  • how to pick a pin-tumbler (that’s a lock by the way)
  • what tellines are and how to cook them; it involves pink garlic and hazelnuts
  • how to get out of a French police station if I’ve been arrested for not having enough breathalyzers or high vis jackets in my car
  • where the flying sequences of the film The Blue Max were filmed
  • what the origin is of the canker which is affecting the plane trees which line the Canal du Midi …

I could go on but I’m sure you’re getting the idea by now. Ghost Flight is very well written and funny.  This is one of my favourite lines:

You can tell a lot about a man from his shoes: who he is, what he’s like. If eyes are the window to the soul, then shoes are the Velux skylight.

So there’s something for everyone here, including a few good recipes thrown in for free. In fact my feeling is that if Kinky Friedman were Irish he might well turn out to be Mel Healy.

The last paragraph in the book is this:

That’s the trouble with this town; when people say, “I’ve just finished that book,” you never know whether they are talking about reading one or writing one.

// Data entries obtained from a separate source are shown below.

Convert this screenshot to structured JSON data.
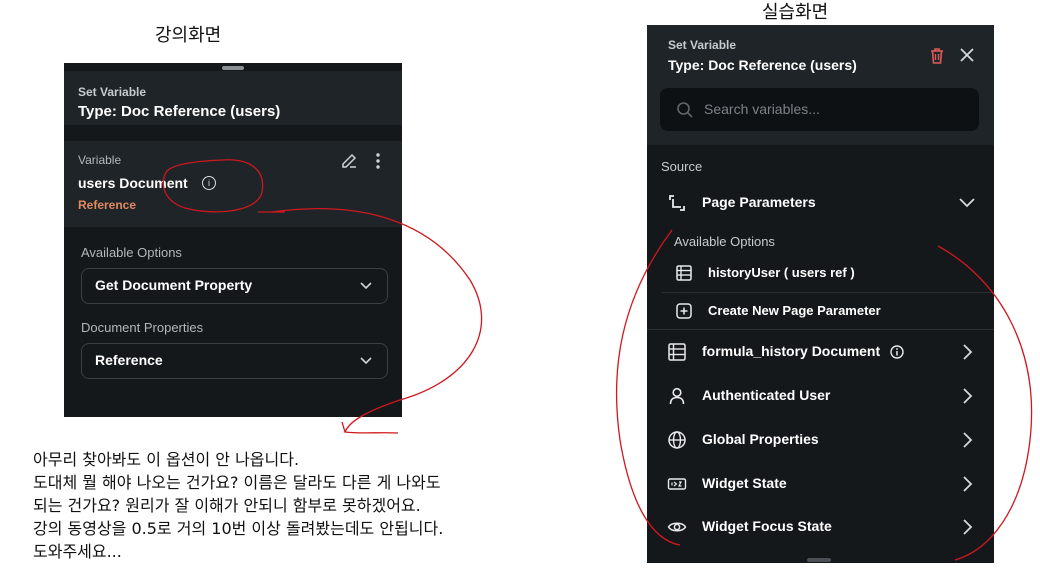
{
  "captions": {
    "left": "강의화면",
    "right": "실습화면"
  },
  "lecture_panel": {
    "header": {
      "set_variable": "Set Variable",
      "type": "Type: Doc Reference (users)"
    },
    "variable": {
      "label": "Variable",
      "name": "users Document",
      "subtype": "Reference"
    },
    "available_options": {
      "label": "Available Options",
      "value": "Get Document Property"
    },
    "document_properties": {
      "label": "Document Properties",
      "value": "Reference"
    }
  },
  "question": {
    "lines": [
      "아무리 찾아봐도 이 옵션이 안 나옵니다.",
      "도대체 뭘 해야 나오는 건가요? 이름은 달라도 다른 게 나와도",
      "되는 건가요? 원리가 잘 이해가 안되니 함부로 못하겠어요.",
      "강의 동영상을 0.5로 거의 10번 이상 돌려봤는데도 안됩니다.",
      "도와주세요..."
    ]
  },
  "practice_panel": {
    "header": {
      "set_variable": "Set Variable",
      "type": "Type: Doc Reference (users)"
    },
    "search": {
      "placeholder": "Search variables..."
    },
    "source_label": "Source",
    "page_parameters": {
      "label": "Page Parameters",
      "available_label": "Available Options",
      "items": [
        {
          "label": "historyUser   ( users ref )",
          "icon": "table-icon"
        },
        {
          "label": "Create New Page Parameter",
          "icon": "plus-square-icon"
        }
      ]
    },
    "sources": [
      {
        "label": "formula_history Document",
        "icon": "table-icon"
      },
      {
        "label": "Authenticated User",
        "icon": "person-icon"
      },
      {
        "label": "Global Properties",
        "icon": "globe-icon"
      },
      {
        "label": "Widget State",
        "icon": "widget-state-icon"
      },
      {
        "label": "Widget Focus State",
        "icon": "eye-icon"
      }
    ]
  },
  "colors": {
    "panel_bg": "#14181b",
    "panel_header": "#1e2428",
    "reference_orange": "#e08a5e",
    "delete_red": "#e05a5a",
    "annotation_red": "#d0181e"
  }
}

I, for one, am hoping that Mel Healy is getting on and writing the next Moss Reid mystery right now.

Finally, I must issue a severe warning: WHATEVER YOU DO, DO NOT READ THIS BOOK WHILE HUNGRY. Otherwise you’ll find yourself listening to a growling stomach, while staring disconsolately into your fridge, wishing for Arnaud, Moss and Colley to turn up at the door in Tintin (read the book to find out what Tintin is) and rustle you up some perfect tellines de camargue.

Mel blogs at http://melhealy.wordpress.com and his blog is as funny, idiosyncratic and eclectic as his books. Oh, and there are recipes…